Little of interest was discovered on the persons, mostly bracelets of beads made of  different materials (faience, glass, stone, silver), as well as scarabs which were worn as a rings. Some of the scarabs were of good quality, among them one with name and title of Hatschepsut as a royal wife and another, with name and title of her mother, the "Great Royal Wife (of Thutmosis I), Ahmose".
Neither the coffins nor the burial objects contained the names of the deceased. Hence, not only the identity of these three women and three children but also their relation with the household and with the family of Senenmut remains unsolved.
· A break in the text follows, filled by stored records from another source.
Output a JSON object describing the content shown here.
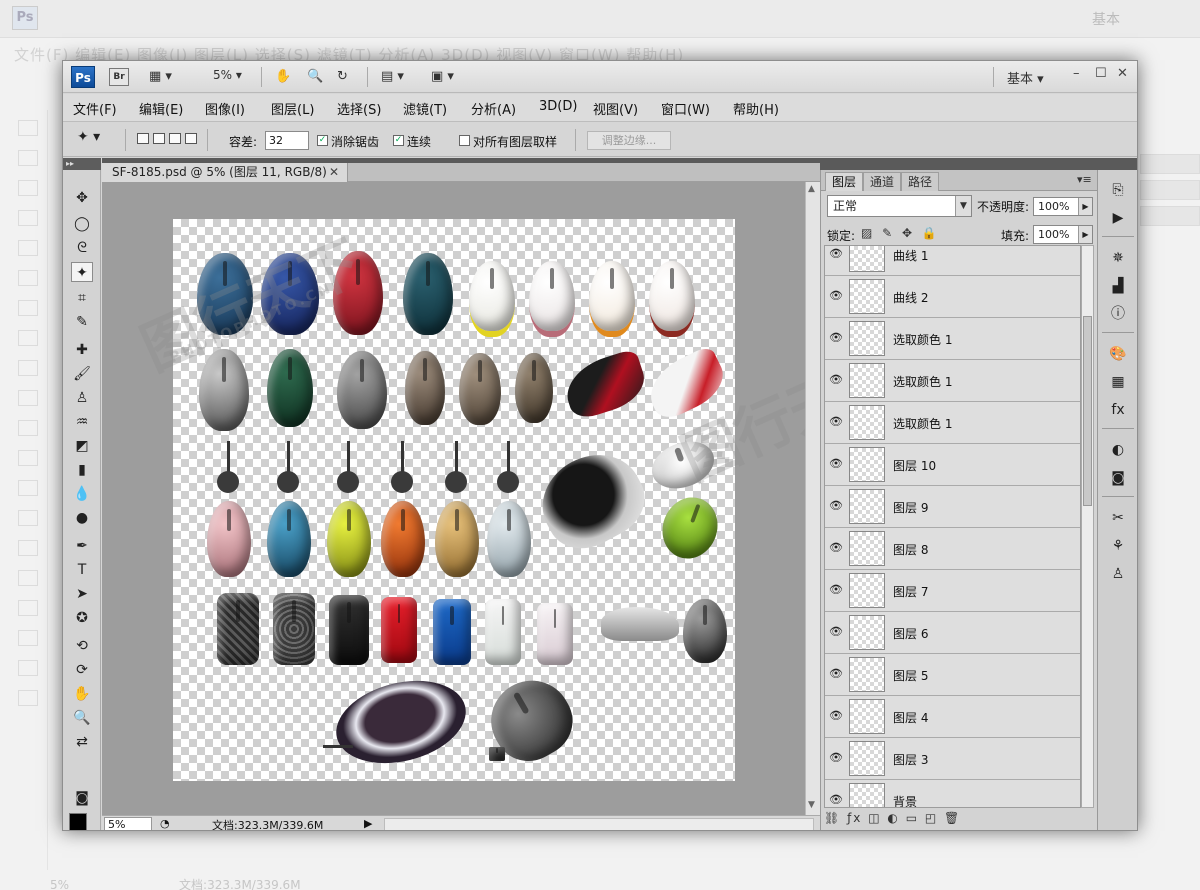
{
  "app": {
    "logo": "Ps",
    "bridge": "Br",
    "zoom": "5%",
    "workspace": "基本"
  },
  "menu": [
    "文件(F)",
    "编辑(E)",
    "图像(I)",
    "图层(L)",
    "选择(S)",
    "滤镜(T)",
    "分析(A)",
    "3D(D)",
    "视图(V)",
    "窗口(W)",
    "帮助(H)"
  ],
  "options": {
    "tolerance_label": "容差:",
    "tolerance_value": "32",
    "antialias_label": "消除锯齿",
    "contiguous_label": "连续",
    "sample_all_label": "对所有图层取样",
    "refine_label": "调整边缘...",
    "antialias_checked": true,
    "contiguous_checked": true,
    "sample_all_checked": false
  },
  "document": {
    "tab": "SF-8185.psd @ 5% (图层 11, RGB/8)",
    "zoom": "5%",
    "info": "文档:323.3M/339.6M"
  },
  "layers_panel": {
    "tabs": [
      "图层",
      "通道",
      "路径"
    ],
    "blend_mode": "正常",
    "opacity_label": "不透明度:",
    "opacity": "100%",
    "lock_label": "锁定:",
    "fill_label": "填充:",
    "fill": "100%",
    "layers": [
      "曲线 1",
      "曲线 2",
      "选取颜色 1",
      "选取颜色 1",
      "选取颜色 1",
      "图层 10",
      "图层 9",
      "图层 8",
      "图层 7",
      "图层 6",
      "图层 5",
      "图层 4",
      "图层 3",
      "背景"
    ]
  },
  "background": {
    "menu": "文件(F)  编辑(E)  图像(I)  图层(L)  选择(S)  滤镜(T)  分析(A)  3D(D)  视图(V)  窗口(W)  帮助(H)",
    "info": "文档:323.3M/339.6M",
    "zoom": "5%"
  },
  "watermark": {
    "text": "图行天下",
    "sub": "PHOTOPHOTO.CN"
  },
  "colors": {
    "accent": "#1a5fb4",
    "canvas_bg": "#9d9d9d"
  }
}
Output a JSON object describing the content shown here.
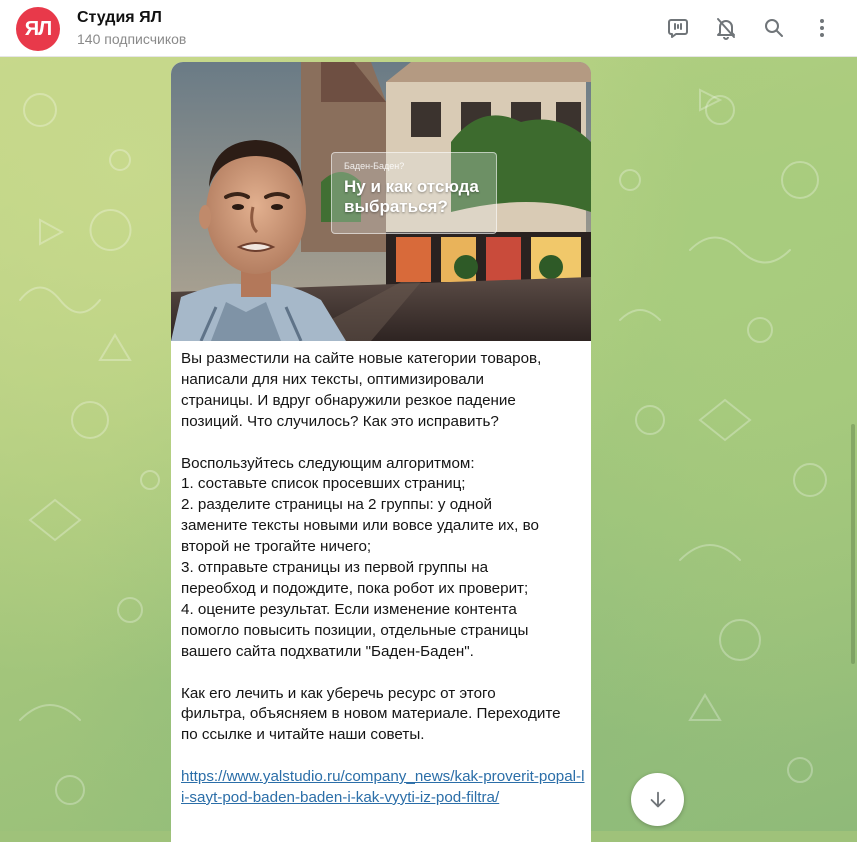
{
  "channel": {
    "title": "Студия ЯЛ",
    "subscribers": "140 подписчиков",
    "avatar_text": "ЯЛ",
    "avatar_color": "#e8394a"
  },
  "header_actions": [
    {
      "name": "live-stream-icon"
    },
    {
      "name": "bell-off-icon"
    },
    {
      "name": "search-icon"
    },
    {
      "name": "more-vertical-icon"
    }
  ],
  "message": {
    "image": {
      "small_label": "Баден-Баден?",
      "headline": "Ну и как отсюда выбраться?"
    },
    "text": "Вы разместили на сайте новые категории товаров,\nнаписали для них тексты, оптимизировали\nстраницы. И вдруг обнаружили резкое падение\nпозиций. Что случилось? Как это исправить?\n\nВоспользуйтесь следующим алгоритмом:\n1. составьте список просевших страниц;\n2. разделите страницы на 2 группы: у одной\nзамените тексты новыми или вовсе удалите их, во\nвторой не трогайте ничего;\n3. отправьте страницы из первой группы на\nпереобход и подождите, пока робот их проверит;\n4. оцените результат. Если изменение контента\nпомогло повысить позиции, отдельные страницы\nвашего сайта подхватили \"Баден-Баден\".\n\nКак его лечить и как уберечь ресурс от этого\nфильтра, объясняем в новом материале. Переходите\nпо ссылке и читайте наши советы.",
    "link": "https://www.yalstudio.ru/company_news/kak-proverit-popal-li-sayt-pod-baden-baden-i-kak-vyyti-iz-pod-filtra/"
  },
  "scroll_down": {
    "icon": "arrow-down-icon"
  }
}
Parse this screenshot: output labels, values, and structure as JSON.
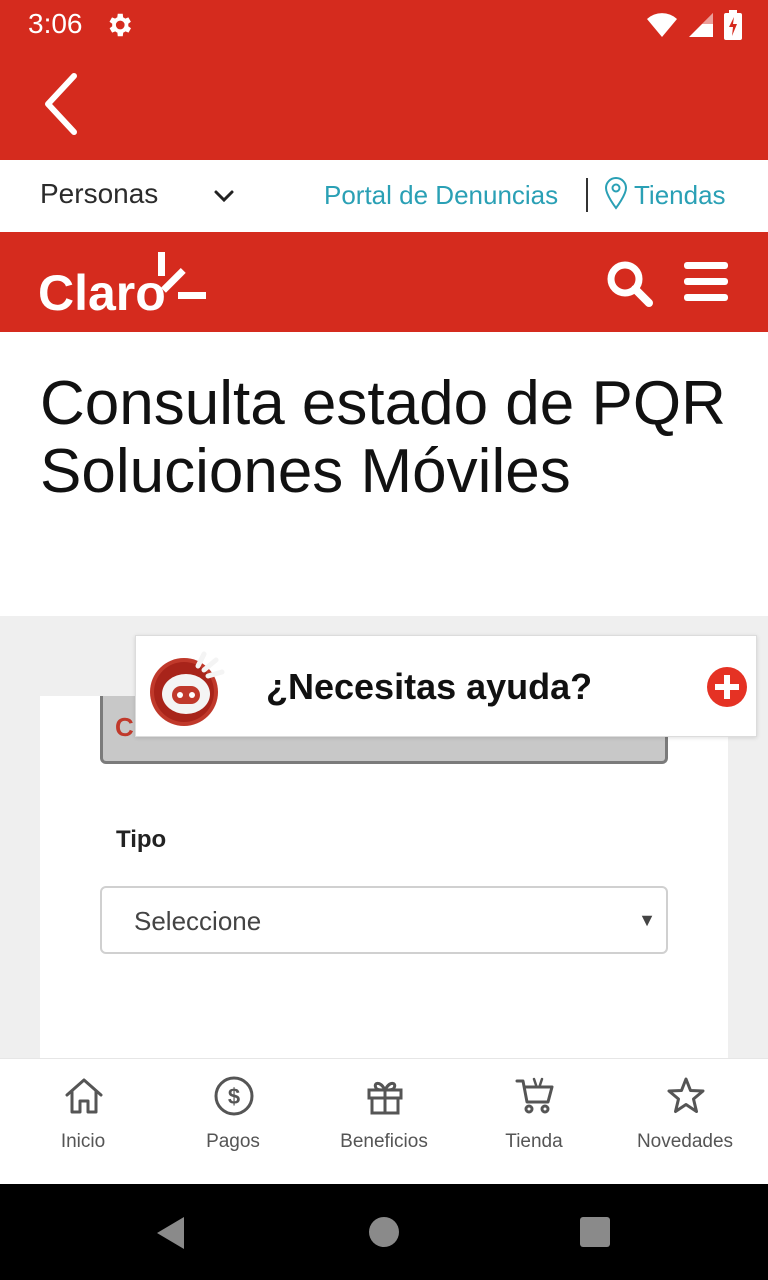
{
  "status_bar": {
    "time": "3:06"
  },
  "top_nav": {
    "personas_label": "Personas",
    "portal_label": "Portal de Denuncias",
    "tiendas_label": "Tiendas"
  },
  "header": {
    "logo_text": "Claro"
  },
  "page": {
    "title": "Consulta estado de PQR Soluciones Móviles"
  },
  "form": {
    "hidden_select_partial": "Claro te escucha",
    "tipo_label": "Tipo",
    "tipo_value": "Seleccione"
  },
  "help_widget": {
    "text": "¿Necesitas ayuda?"
  },
  "bottom_nav": {
    "items": [
      {
        "label": "Inicio",
        "icon": "home-icon"
      },
      {
        "label": "Pagos",
        "icon": "dollar-icon"
      },
      {
        "label": "Beneficios",
        "icon": "gift-icon"
      },
      {
        "label": "Tienda",
        "icon": "cart-icon"
      },
      {
        "label": "Novedades",
        "icon": "star-icon"
      }
    ]
  },
  "colors": {
    "brand_red": "#d52b1e",
    "link_teal": "#2aa0b5"
  }
}
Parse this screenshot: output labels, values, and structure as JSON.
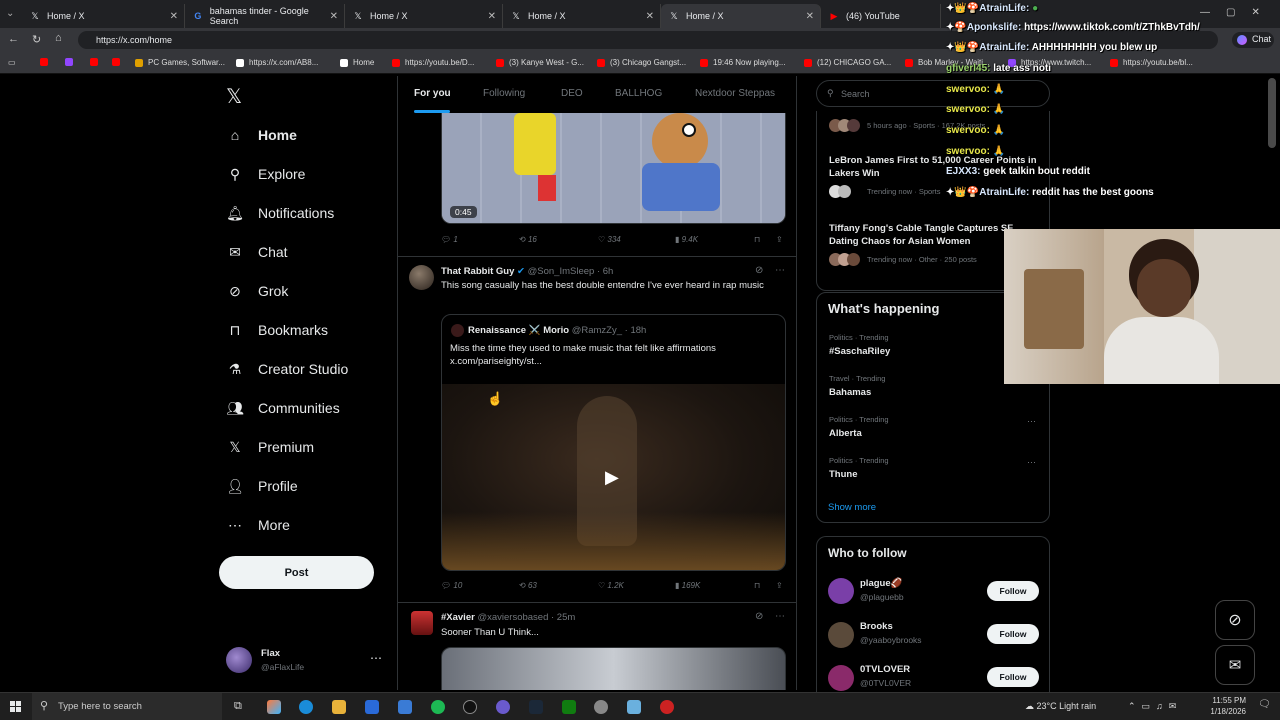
{
  "browser": {
    "tabs": [
      {
        "title": "Home / X",
        "icon": "x-icon",
        "active": false
      },
      {
        "title": "bahamas tinder - Google Search",
        "icon": "google-icon",
        "active": false
      },
      {
        "title": "Home / X",
        "icon": "x-icon",
        "active": false
      },
      {
        "title": "Home / X",
        "icon": "x-icon",
        "active": false
      },
      {
        "title": "Home / X",
        "icon": "x-icon",
        "active": true
      },
      {
        "title": "(46) YouTube",
        "icon": "youtube-icon",
        "active": false
      }
    ],
    "url": "https://x.com/home",
    "chat_button": "Chat",
    "bookmarks": [
      "PC Games, Softwar...",
      "https://x.com/AB8...",
      "Home",
      "https://youtu.be/D...",
      "(3) Kanye West - G...",
      "(3) Chicago Gangst...",
      "19:46 Now playing...",
      "(12) CHICAGO GA...",
      "Bob Marley - Waiti...",
      "https://www.twitch...",
      "https://youtu.be/bl..."
    ]
  },
  "nav": {
    "items": [
      {
        "label": "Home",
        "icon": "home-icon"
      },
      {
        "label": "Explore",
        "icon": "search-icon"
      },
      {
        "label": "Notifications",
        "icon": "bell-icon"
      },
      {
        "label": "Chat",
        "icon": "mail-icon"
      },
      {
        "label": "Grok",
        "icon": "grok-icon"
      },
      {
        "label": "Bookmarks",
        "icon": "bookmark-icon"
      },
      {
        "label": "Creator Studio",
        "icon": "flask-icon"
      },
      {
        "label": "Communities",
        "icon": "people-icon"
      },
      {
        "label": "Premium",
        "icon": "x-icon"
      },
      {
        "label": "Profile",
        "icon": "person-icon"
      },
      {
        "label": "More",
        "icon": "more-circle-icon"
      }
    ],
    "post_label": "Post",
    "account": {
      "name": "Flax",
      "handle": "@aFlaxLife"
    }
  },
  "feed": {
    "tabs": [
      "For you",
      "Following",
      "DEO",
      "BALLHOG",
      "Nextdoor Steppas"
    ],
    "tweet1": {
      "duration": "0:45",
      "replies": "1",
      "reposts": "16",
      "likes": "334",
      "views": "9.4K"
    },
    "tweet2": {
      "name": "That Rabbit Guy",
      "handle": "@Son_ImSleep",
      "time": "· 6h",
      "text": "This song casually has the best double entendre I've ever heard in rap music",
      "quote": {
        "name": "Renaissance ⚔️ Morio",
        "handle": "@RamzZy_",
        "time": "· 18h",
        "text": "Miss the time they used to make music that felt like affirmations",
        "link": "x.com/pariseighty/st..."
      },
      "replies": "10",
      "reposts": "63",
      "likes": "1.2K",
      "views": "169K"
    },
    "tweet3": {
      "name": "#Xavier",
      "handle": "@xaviersobased",
      "time": "· 25m",
      "text": "Sooner Than U Think..."
    }
  },
  "right": {
    "search_placeholder": "Search",
    "news": [
      {
        "meta": "5 hours ago · Sports · 167.2K posts",
        "title": ""
      },
      {
        "title": "LeBron James First to 51,000 Career Points in Lakers Win",
        "meta": "Trending now · Sports"
      },
      {
        "title": "Tiffany Fong's Cable Tangle Captures SF Dating Chaos for Asian Women",
        "meta": "Trending now · Other · 250 posts"
      }
    ],
    "happening_title": "What's happening",
    "trends": [
      {
        "meta": "Politics · Trending",
        "title": "#SaschaRiley"
      },
      {
        "meta": "Travel · Trending",
        "title": "Bahamas"
      },
      {
        "meta": "Politics · Trending",
        "title": "Alberta"
      },
      {
        "meta": "Politics · Trending",
        "title": "Thune"
      }
    ],
    "show_more": "Show more",
    "wtf_title": "Who to follow",
    "follows": [
      {
        "name": "plague🏈",
        "handle": "@plaguebb",
        "color": "#7a3fa8"
      },
      {
        "name": "Brooks",
        "handle": "@yaaboybrooks",
        "color": "#5a4a3a"
      },
      {
        "name": "0TVLOVER",
        "handle": "@0TVL0VER",
        "color": "#8a2a6a"
      }
    ],
    "follow_label": "Follow"
  },
  "overlay": {
    "chat": [
      {
        "user": "AtrainLife:",
        "msg": ""
      },
      {
        "user": "Aponkslife:",
        "msg": "https://www.tiktok.com/t/ZThkBvTdh/"
      },
      {
        "user": "AtrainLife:",
        "msg": "AHHHHHHHH you blew up"
      },
      {
        "user": "gfiverl45:",
        "msg": "late ass noti"
      },
      {
        "user": "swervoo:",
        "msg": "🙏"
      },
      {
        "user": "swervoo:",
        "msg": "🙏"
      },
      {
        "user": "swervoo:",
        "msg": "🙏"
      },
      {
        "user": "swervoo:",
        "msg": "🙏"
      },
      {
        "user": "EJXX3:",
        "msg": "geek talkin bout reddit"
      },
      {
        "user": "AtrainLife:",
        "msg": "reddit has the best goons"
      }
    ]
  },
  "taskbar": {
    "search_placeholder": "Type here to search",
    "weather": "23°C  Light rain",
    "time": "11:55 PM",
    "date": "1/18/2026"
  }
}
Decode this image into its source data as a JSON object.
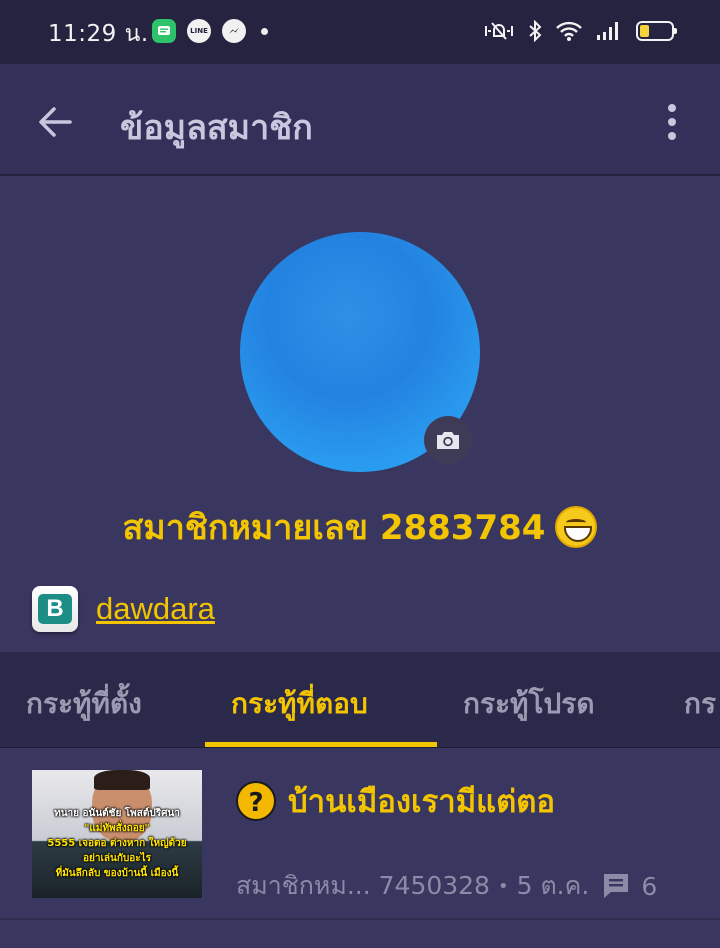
{
  "status_bar": {
    "time": "11:29 น.",
    "apps": [
      "messages-icon",
      "line-icon",
      "messenger-icon",
      "notification-dot"
    ],
    "line_label": "LINE",
    "system_icons": [
      "mute-icon",
      "bluetooth-icon",
      "wifi-icon",
      "signal-icon",
      "battery-icon"
    ],
    "battery_color": "#f4d33c"
  },
  "app_bar": {
    "title": "ข้อมูลสมาชิก",
    "back_icon": "arrow-left-icon",
    "more_icon": "more-vertical-icon"
  },
  "profile": {
    "avatar_color": "#2a8ee8",
    "camera_icon": "camera-icon",
    "member_label": "สมาชิกหมายเลข 2883784",
    "emoji_icon": "grinning-face-icon",
    "badge_letter": "B",
    "username": "dawdara"
  },
  "tabs": {
    "items": [
      {
        "label": "กระทู้ที่ตั้ง",
        "active": false
      },
      {
        "label": "กระทู้ที่ตอบ",
        "active": true
      },
      {
        "label": "กระทู้โปรด",
        "active": false
      },
      {
        "label": "กร",
        "active": false
      }
    ],
    "accent": "#f2c500"
  },
  "topics": [
    {
      "thumbnail_lines": [
        "ทนาย อนันต์ชัย โพสต์ปริศนา",
        "\"แม่ทัพสั่งถอย\"",
        "5555 เจอตอ ต่างหาก ใหญ่ด้วย",
        "อย่าเล่นกับอะไร",
        "ที่มันลึกลับ ของบ้านนี้ เมืองนี้"
      ],
      "type_icon": "question-icon",
      "type_symbol": "?",
      "title": "บ้านเมืองเรามีแต่ตอ",
      "author": "สมาชิกหม... 7450328",
      "date": "5 ต.ค.",
      "comment_icon": "comment-icon",
      "comment_count": "6"
    }
  ]
}
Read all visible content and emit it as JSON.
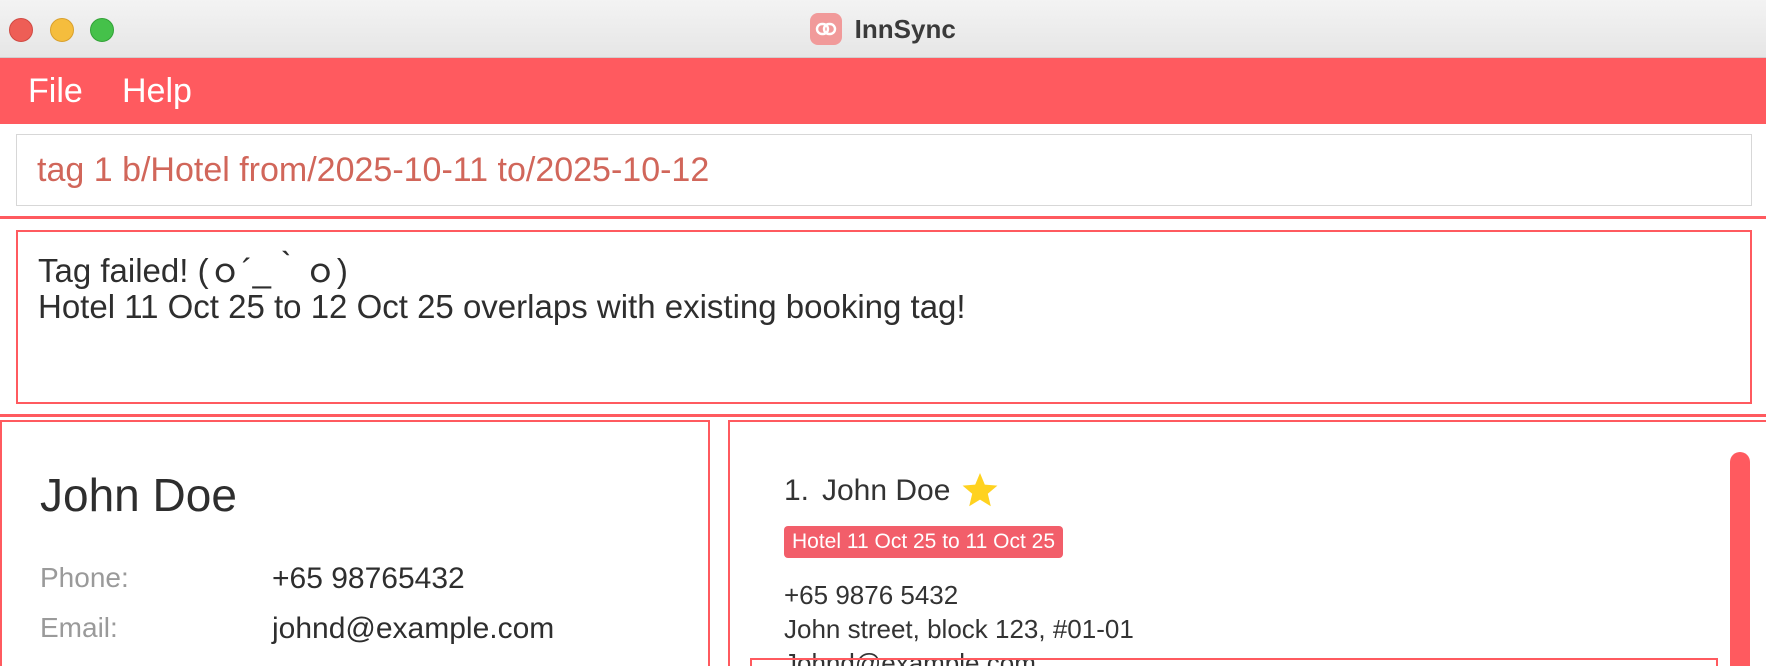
{
  "window": {
    "title": "InnSync",
    "accent_color": "#ff5a5f"
  },
  "menu": {
    "file_label": "File",
    "help_label": "Help"
  },
  "command": {
    "value": "tag 1 b/Hotel from/2025-10-11 to/2025-10-12"
  },
  "result": {
    "line1": "Tag failed! (ｏ´_｀ｏ)",
    "line2": "Hotel 11 Oct 25 to 12 Oct 25 overlaps with existing booking tag!"
  },
  "detail": {
    "name": "John Doe",
    "phone_label": "Phone:",
    "phone_value": "+65 98765432",
    "email_label": "Email:",
    "email_value": "johnd@example.com"
  },
  "list": {
    "items": [
      {
        "index": "1.",
        "name": "John Doe",
        "starred": true,
        "tag": "Hotel 11 Oct 25 to 11 Oct 25",
        "phone": "+65 9876 5432",
        "address": "John street, block 123, #01-01",
        "email": "Johnd@example.com"
      }
    ]
  },
  "icons": {
    "app": "innsync-logo-icon",
    "star": "star-icon"
  }
}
The fact that they were buried together but also the burial objects with the royal names, prove that these persons had been contemporaries of Ramose and Hatnefret (and Senenmut). These are not intrusive burials, particularly as also the location of the tomb has excluded later burials.
It appears extraordinary that so many persons of a family or a group have had died possibly at the same time, so that they could be buried together.

Note of the author:
Hayes made in the cited publication (BMMA, 1937) the following statement about Ramose: "He was therefore a commoner, probably a peasant, for at this time anyone engaged in the learned professions or associated with the state or religious administration could always summon up a title of some sort ...."
This statement of Hayes probably reflects the "American Dream" but it seems rather unlikely that the Ramose had been a peasant. If one compares the burial of the parents of Senenmut with those of contemporaries (e.g. the family of Neferkhaut, Satnem and Ibentina), one must draw on the basis of comparable tombs and burial objects the conclusion that Ramose certainly had not been a significant figures at the royal court or its milieu, but rather had been a lower official or craftsman.

TT71 Dating of TT71 Finds around TT71


History Career and Fall (?) Senenmut

Copyright: Dr. Karl H. Leser (Iufaa)